Please find all lines containing "Paulo" in the listing below and copy them.

------------------------------------------------

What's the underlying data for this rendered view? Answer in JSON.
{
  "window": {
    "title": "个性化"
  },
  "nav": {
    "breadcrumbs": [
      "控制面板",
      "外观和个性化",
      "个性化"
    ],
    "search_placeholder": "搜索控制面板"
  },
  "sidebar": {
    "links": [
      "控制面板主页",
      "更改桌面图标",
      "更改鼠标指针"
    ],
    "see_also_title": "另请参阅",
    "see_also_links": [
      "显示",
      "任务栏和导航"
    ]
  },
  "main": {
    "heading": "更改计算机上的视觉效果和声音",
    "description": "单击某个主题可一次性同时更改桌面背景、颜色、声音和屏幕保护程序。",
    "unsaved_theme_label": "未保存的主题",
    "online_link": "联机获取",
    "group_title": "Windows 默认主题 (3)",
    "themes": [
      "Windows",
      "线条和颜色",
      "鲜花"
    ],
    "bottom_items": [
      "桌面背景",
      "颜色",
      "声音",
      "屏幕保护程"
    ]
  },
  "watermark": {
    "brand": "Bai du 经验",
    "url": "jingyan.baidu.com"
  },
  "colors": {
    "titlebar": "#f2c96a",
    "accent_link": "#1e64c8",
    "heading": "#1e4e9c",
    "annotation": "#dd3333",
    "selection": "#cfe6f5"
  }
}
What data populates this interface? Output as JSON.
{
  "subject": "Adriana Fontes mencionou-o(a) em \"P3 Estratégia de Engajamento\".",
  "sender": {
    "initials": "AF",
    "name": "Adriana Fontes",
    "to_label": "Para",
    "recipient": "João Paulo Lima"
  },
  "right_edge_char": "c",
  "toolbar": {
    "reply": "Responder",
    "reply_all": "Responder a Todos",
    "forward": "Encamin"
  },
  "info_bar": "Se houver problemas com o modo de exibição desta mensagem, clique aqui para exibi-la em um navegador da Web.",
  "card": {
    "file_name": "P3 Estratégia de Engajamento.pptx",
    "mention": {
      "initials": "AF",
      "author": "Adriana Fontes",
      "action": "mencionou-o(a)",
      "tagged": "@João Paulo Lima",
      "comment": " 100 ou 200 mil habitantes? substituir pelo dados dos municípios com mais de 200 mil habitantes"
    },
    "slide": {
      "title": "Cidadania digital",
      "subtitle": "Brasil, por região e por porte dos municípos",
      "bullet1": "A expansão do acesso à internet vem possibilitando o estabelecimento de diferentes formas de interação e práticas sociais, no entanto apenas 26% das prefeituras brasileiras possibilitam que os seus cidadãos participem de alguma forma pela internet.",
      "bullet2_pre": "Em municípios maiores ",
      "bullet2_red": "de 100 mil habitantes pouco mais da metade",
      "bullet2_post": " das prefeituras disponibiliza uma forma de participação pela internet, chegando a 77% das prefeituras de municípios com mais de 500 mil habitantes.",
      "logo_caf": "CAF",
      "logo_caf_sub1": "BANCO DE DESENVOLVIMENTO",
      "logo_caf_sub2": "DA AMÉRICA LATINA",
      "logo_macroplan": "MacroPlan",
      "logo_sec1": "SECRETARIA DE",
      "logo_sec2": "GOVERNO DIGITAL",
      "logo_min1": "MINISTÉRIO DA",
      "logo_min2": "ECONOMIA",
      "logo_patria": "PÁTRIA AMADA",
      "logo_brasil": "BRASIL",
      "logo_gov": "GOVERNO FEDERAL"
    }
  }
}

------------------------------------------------

■ **TASK RESPONSE**:
    "recipient": "João Paulo Lima"
      "tagged": "@João Paulo Lima",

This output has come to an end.